[INPUT FOR THIS TASK Boundary: Start]

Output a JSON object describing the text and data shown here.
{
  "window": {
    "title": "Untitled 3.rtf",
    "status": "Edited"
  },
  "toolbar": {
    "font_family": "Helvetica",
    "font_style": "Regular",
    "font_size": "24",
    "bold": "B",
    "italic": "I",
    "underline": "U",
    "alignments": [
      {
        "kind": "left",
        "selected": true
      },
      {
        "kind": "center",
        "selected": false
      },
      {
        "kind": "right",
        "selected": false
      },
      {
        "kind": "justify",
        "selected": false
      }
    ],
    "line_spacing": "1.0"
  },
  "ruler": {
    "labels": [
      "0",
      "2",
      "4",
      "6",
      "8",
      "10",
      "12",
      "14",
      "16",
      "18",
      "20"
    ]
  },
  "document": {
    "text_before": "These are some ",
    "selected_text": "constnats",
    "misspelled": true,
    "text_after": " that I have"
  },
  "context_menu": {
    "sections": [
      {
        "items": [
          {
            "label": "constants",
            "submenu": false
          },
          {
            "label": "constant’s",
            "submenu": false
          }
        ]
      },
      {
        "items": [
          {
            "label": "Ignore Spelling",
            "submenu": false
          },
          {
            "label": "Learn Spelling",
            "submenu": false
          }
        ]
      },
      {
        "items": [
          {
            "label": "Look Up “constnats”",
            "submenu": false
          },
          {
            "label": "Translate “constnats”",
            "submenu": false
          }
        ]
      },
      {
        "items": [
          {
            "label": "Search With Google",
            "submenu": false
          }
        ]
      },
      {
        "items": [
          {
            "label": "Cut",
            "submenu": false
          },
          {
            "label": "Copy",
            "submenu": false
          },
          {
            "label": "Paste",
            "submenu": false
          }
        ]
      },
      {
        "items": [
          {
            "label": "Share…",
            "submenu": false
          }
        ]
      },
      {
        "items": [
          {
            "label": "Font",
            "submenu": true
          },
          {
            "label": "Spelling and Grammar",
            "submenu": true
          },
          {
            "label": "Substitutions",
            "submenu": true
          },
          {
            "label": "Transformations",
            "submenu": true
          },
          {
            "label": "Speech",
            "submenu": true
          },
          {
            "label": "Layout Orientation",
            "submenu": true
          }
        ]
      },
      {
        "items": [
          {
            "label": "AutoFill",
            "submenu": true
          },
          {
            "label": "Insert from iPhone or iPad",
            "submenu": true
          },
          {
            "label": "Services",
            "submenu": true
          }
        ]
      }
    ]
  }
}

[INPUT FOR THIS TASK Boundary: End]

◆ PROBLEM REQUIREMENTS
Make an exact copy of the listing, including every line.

◆ ANSWER SPACE
Output a JSON object describing the text and data shown here.
{
  "window": {
    "title": "Untitled 3.rtf",
    "status": "Edited"
  },
  "toolbar": {
    "font_family": "Helvetica",
    "font_style": "Regular",
    "font_size": "24",
    "bold": "B",
    "italic": "I",
    "underline": "U",
    "alignments": [
      {
        "kind": "left",
        "selected": true
      },
      {
        "kind": "center",
        "selected": false
      },
      {
        "kind": "right",
        "selected": false
      },
      {
        "kind": "justify",
        "selected": false
      }
    ],
    "line_spacing": "1.0"
  },
  "ruler": {
    "labels": [
      "0",
      "2",
      "4",
      "6",
      "8",
      "10",
      "12",
      "14",
      "16",
      "18",
      "20"
    ]
  },
  "document": {
    "text_before": "These are some ",
    "selected_text": "constnats",
    "misspelled": true,
    "text_after": " that I have"
  },
  "context_menu": {
    "sections": [
      {
        "items": [
          {
            "label": "constants",
            "submenu": false
          },
          {
            "label": "constant’s",
            "submenu": false
          }
        ]
      },
      {
        "items": [
          {
            "label": "Ignore Spelling",
            "submenu": false
          },
          {
            "label": "Learn Spelling",
            "submenu": false
          }
        ]
      },
      {
        "items": [
          {
            "label": "Look Up “constnats”",
            "submenu": false
          },
          {
            "label": "Translate “constnats”",
            "submenu": false
          }
        ]
      },
      {
        "items": [
          {
            "label": "Search With Google",
            "submenu": false
          }
        ]
      },
      {
        "items": [
          {
            "label": "Cut",
            "submenu": false
          },
          {
            "label": "Copy",
            "submenu": false
          },
          {
            "label": "Paste",
            "submenu": false
          }
        ]
      },
      {
        "items": [
          {
            "label": "Share…",
            "submenu": false
          }
        ]
      },
      {
        "items": [
          {
            "label": "Font",
            "submenu": true
          },
          {
            "label": "Spelling and Grammar",
            "submenu": true
          },
          {
            "label": "Substitutions",
            "submenu": true
          },
          {
            "label": "Transformations",
            "submenu": true
          },
          {
            "label": "Speech",
            "submenu": true
          },
          {
            "label": "Layout Orientation",
            "submenu": true
          }
        ]
      },
      {
        "items": [
          {
            "label": "AutoFill",
            "submenu": true
          },
          {
            "label": "Insert from iPhone or iPad",
            "submenu": true
          },
          {
            "label": "Services",
            "submenu": true
          }
        ]
      }
    ]
  }
}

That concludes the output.